In summary, modern Excel add-ins with dynamic rows, columns, and global parameters provide quicker report design and less maintenance work. They are also less likely to produce wrong reports because they can automatically include new accounts and other ERP dimension members that tend to change.
- Is Excel the primary design tool or an additional solution to learn?
Finance and accounting people tend to be very busy and few like to spend more time than necessary to build or maintain reports. As we discussed earlier, this is a major reason that Excel add-ins are so popular and have returned as part of cloud CPM solutions. However, when you compare vendors with Excel-based report designers, it is important to research whether their Excel tool is their second (āoptionalā) report writer or THE report writer.
Cloud solutions where there is a proprietary web designer, plus an optional Excel designer, result in users having to not only learn two tools but also having to constantly deal with decisions regarding whether a new report should be built in Excel or in the proprietary browser tool. Making a monthly package of reports from both tools, if possible, can be messy and lead to too much manual effort.
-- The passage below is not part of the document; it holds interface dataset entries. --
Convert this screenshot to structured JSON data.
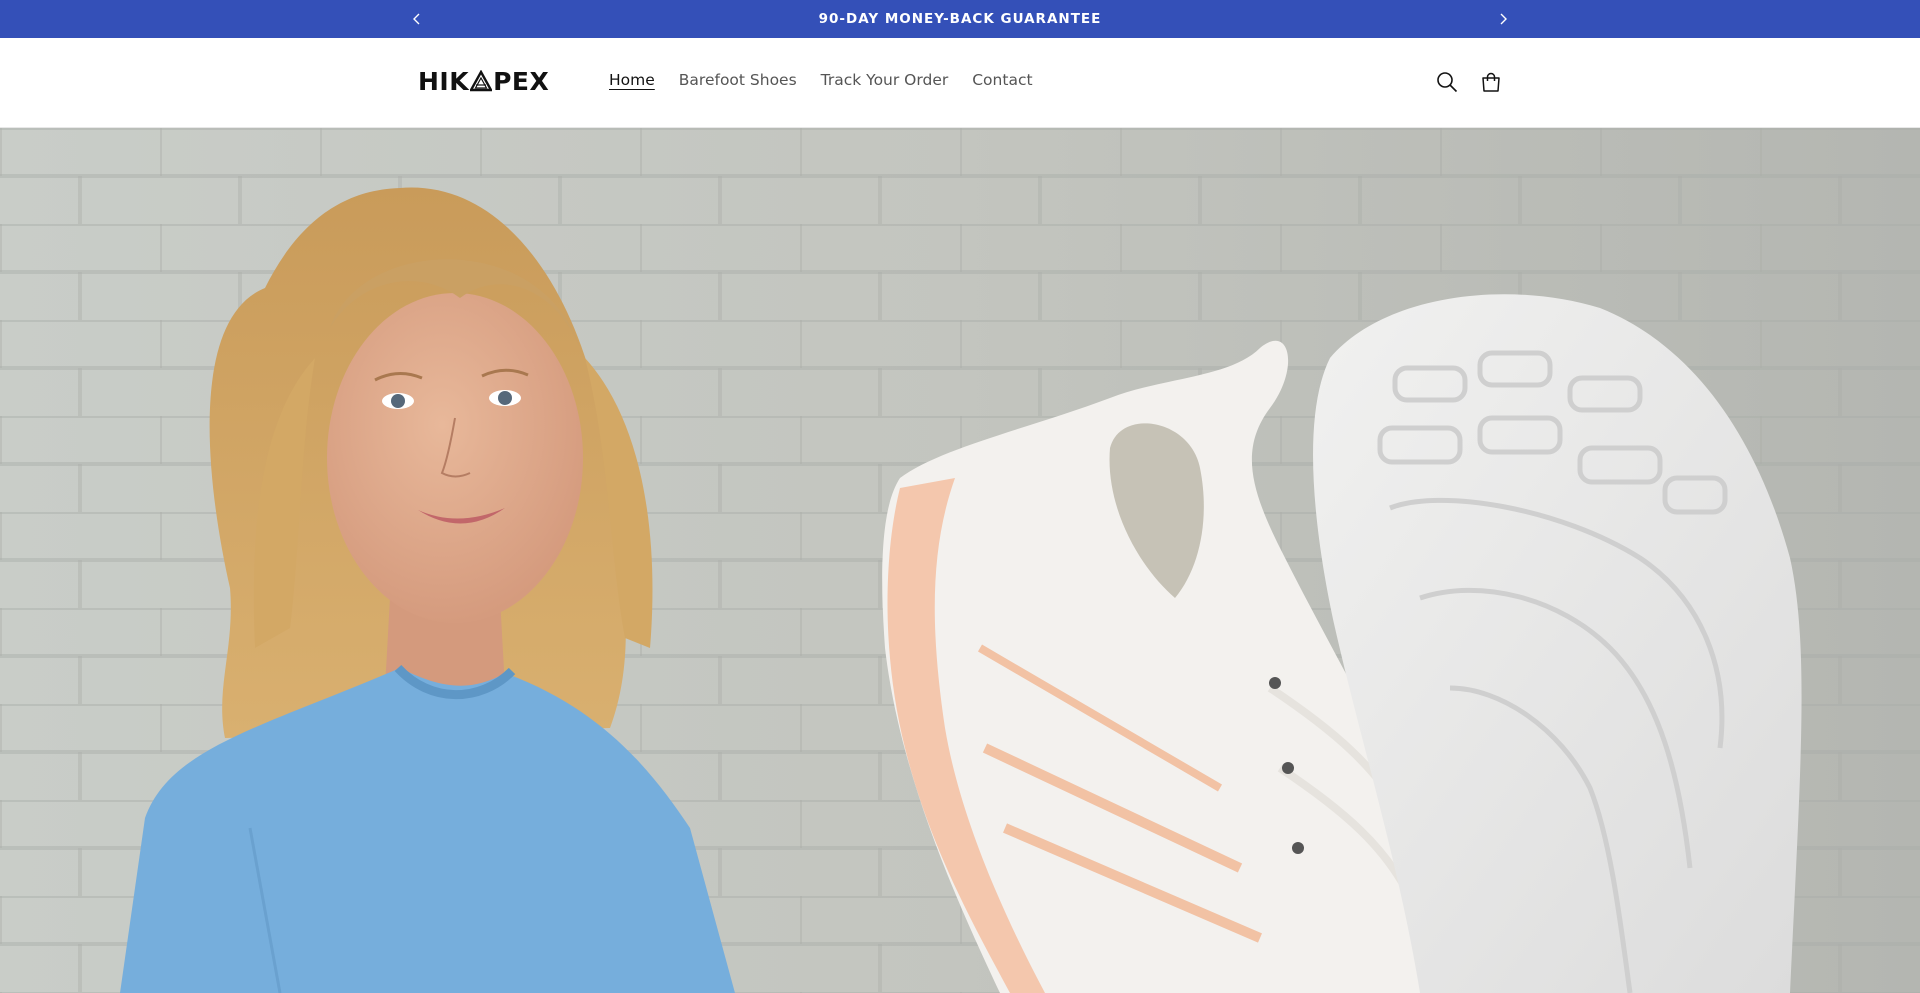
{
  "announcement": {
    "message": "90-DAY MONEY-BACK GUARANTEE",
    "prev_icon": "chevron-left-icon",
    "next_icon": "chevron-right-icon"
  },
  "header": {
    "logo_text_left": "HIK",
    "logo_text_right": "PEX",
    "nav": [
      {
        "label": "Home",
        "active": true
      },
      {
        "label": "Barefoot Shoes",
        "active": false
      },
      {
        "label": "Track Your Order",
        "active": false
      },
      {
        "label": "Contact",
        "active": false
      }
    ],
    "icons": [
      "search-icon",
      "cart-icon"
    ]
  },
  "colors": {
    "announcement_bg": "#3450b8",
    "text": "#121212",
    "nav_text": "#555555"
  },
  "hero": {
    "image": "woman-with-barefoot-shoes-photo"
  }
}
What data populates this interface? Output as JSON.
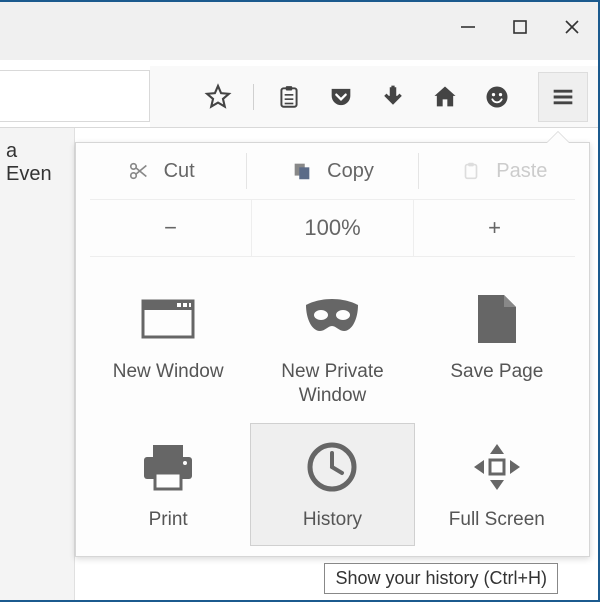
{
  "titlebar": {
    "minimize": "−",
    "maximize": "☐",
    "close": "✕"
  },
  "left_strip": {
    "visible_text": "a Even"
  },
  "edit": {
    "cut": {
      "label": "Cut"
    },
    "copy": {
      "label": "Copy"
    },
    "paste": {
      "label": "Paste"
    }
  },
  "zoom": {
    "minus": "−",
    "level": "100%",
    "plus": "+"
  },
  "grid": {
    "new_window": {
      "label": "New Window"
    },
    "private": {
      "label": "New Private Window"
    },
    "save_page": {
      "label": "Save Page"
    },
    "print": {
      "label": "Print"
    },
    "history": {
      "label": "History"
    },
    "full_screen": {
      "label": "Full Screen"
    }
  },
  "tooltip": {
    "text": "Show your history (Ctrl+H)"
  }
}
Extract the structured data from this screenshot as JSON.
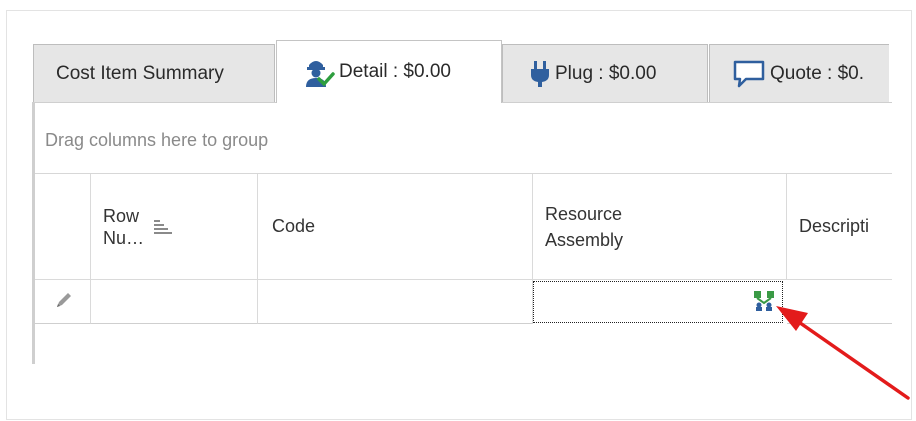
{
  "tabs": [
    {
      "label": "Cost Item Summary",
      "active": false,
      "icon": "none"
    },
    {
      "label": "Detail : $0.00",
      "active": true,
      "icon": "worker-check-icon"
    },
    {
      "label": "Plug : $0.00",
      "active": false,
      "icon": "plug-icon"
    },
    {
      "label": "Quote : $0.",
      "active": false,
      "icon": "speech-bubble-icon"
    }
  ],
  "group_bar": {
    "text": "Drag columns here to group"
  },
  "columns": [
    {
      "label": "Row\nNu…",
      "sortable": true
    },
    {
      "label": "Code"
    },
    {
      "label": "Resource\nAssembly"
    },
    {
      "label": "Descripti"
    }
  ],
  "row": {
    "edit_icon": "pencil-icon",
    "lookup_icon": "resource-lookup-icon"
  },
  "annotation": {
    "type": "red-arrow",
    "color": "#e31b1b"
  }
}
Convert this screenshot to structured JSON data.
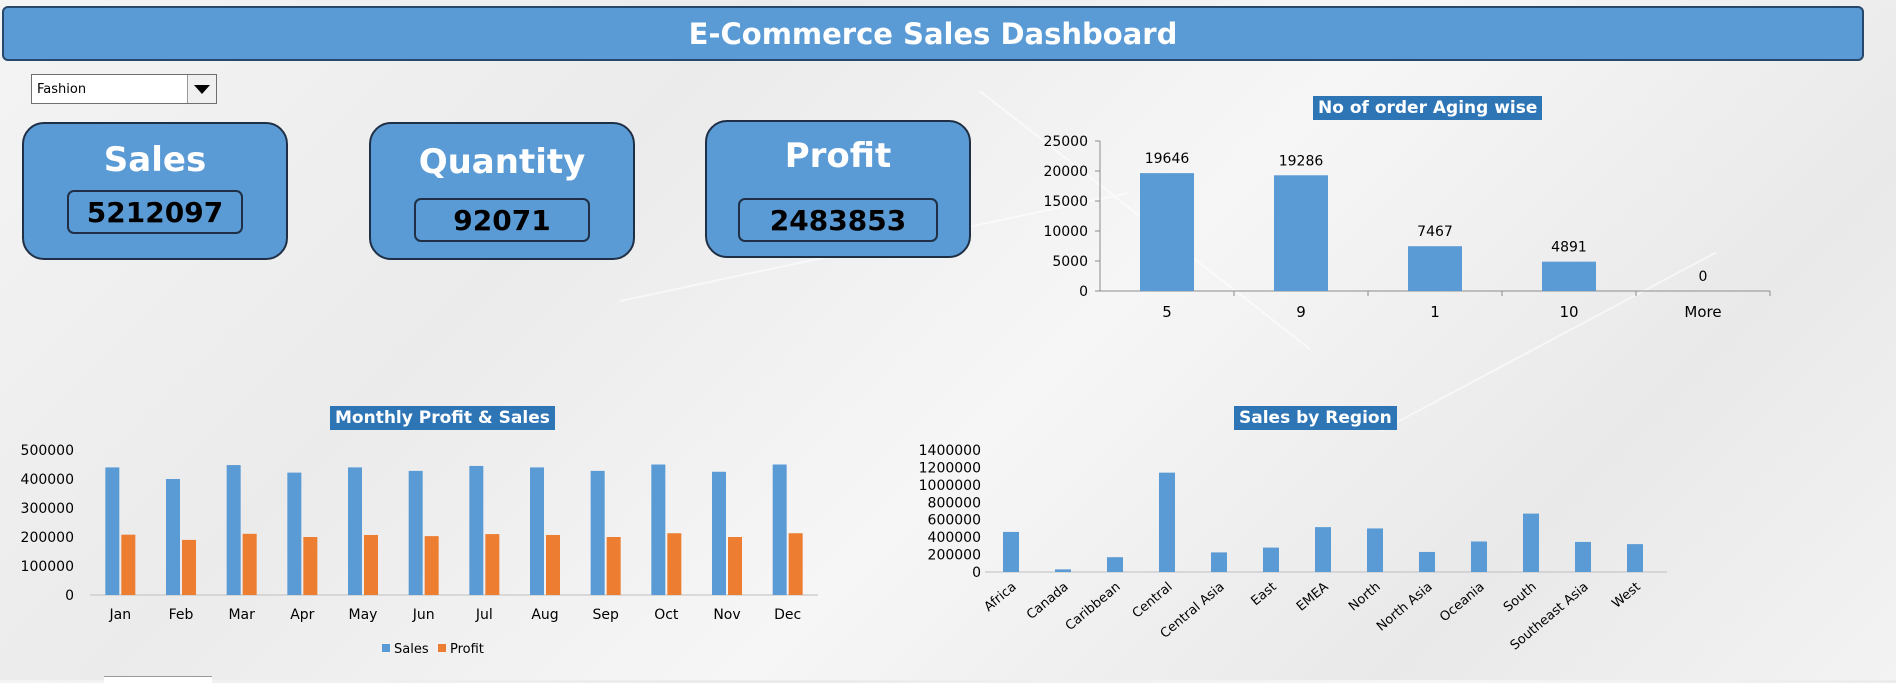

Solutions with a single, purpose-built Excel designer have the advantage of delivering one single tool to learn for users, and packaging and distributing reports can all be done in one place.
- Built for cloud
While some legacy Excel add-ins are still pure on-premises tools, most can now connect to cloud ERPs. The latest generation of Excel add-ins can not only be managed (installation, user security, etc.) from cloud portals, but some, like Solver, can even āconvertā templates automatically from Excel to web reports and input forms. In these tools, users can choose to run the same report as a web report without requiring an Excel add-in. Alternatively, they can use the Excel add-in to open the report in Excel and execute there.
In other words, part of the research and comparison of the vendorsā reporting and budgeting solutions should be to find out if their planning and financial software relies on legacy tools or purpose-built cloud architectures.
How much does a CPM solution with Excel-based reporting and planning cost?
While it is important to do your homework to ensure that the vendor you choose has the key features needed for a successful deployment, your total cost and savings in time and effort matter ā as does your improved capacity for better, faster decision-making at your company.
Here are some factors to consider when you get prices from your vendor finalists:
- Does the annual subscription from each vendor contain the same user count and modules?
- If you are receiving a discount, how long until it resets to the list price?
- Does the vendor have a written policy for annual price increases?
- Are the implementation estimates from each vendor for exactly the same work?
A good rule of thumb is to ask each vendor for the total subscription cost for the first 5 years. Make sure this includes any potential price increases. Also, if the vendor is owned by a private equity firm, chances are that they will be sold while you are still a customer, so you will want to ensure that you receive a document that states their policy for price increases in the future (including if they are sold to another company).
Here is a free vendor comparison and return on investment (ROI) tool to help you compare vendors across a number of different features. This tool also includes a simple return on investment (ROI) calculator that is part of the total vendor score.
In summary, choosing one of the best financial reporting software solutions to automate monthly reporting, as well as to cover other management reporting needs, will ultimately drive better and faster decision making at your company. This is why the task of finding the best planning and financial reporting tools is increasingly becoming a strategic priority for organizations across all industries.
As we discussed earlier, certain features are more important than others in the evaluation process and can act as key drivers of success ā in addition to a well-executed implementation process, of course.
Links to useful software research and evaluation assets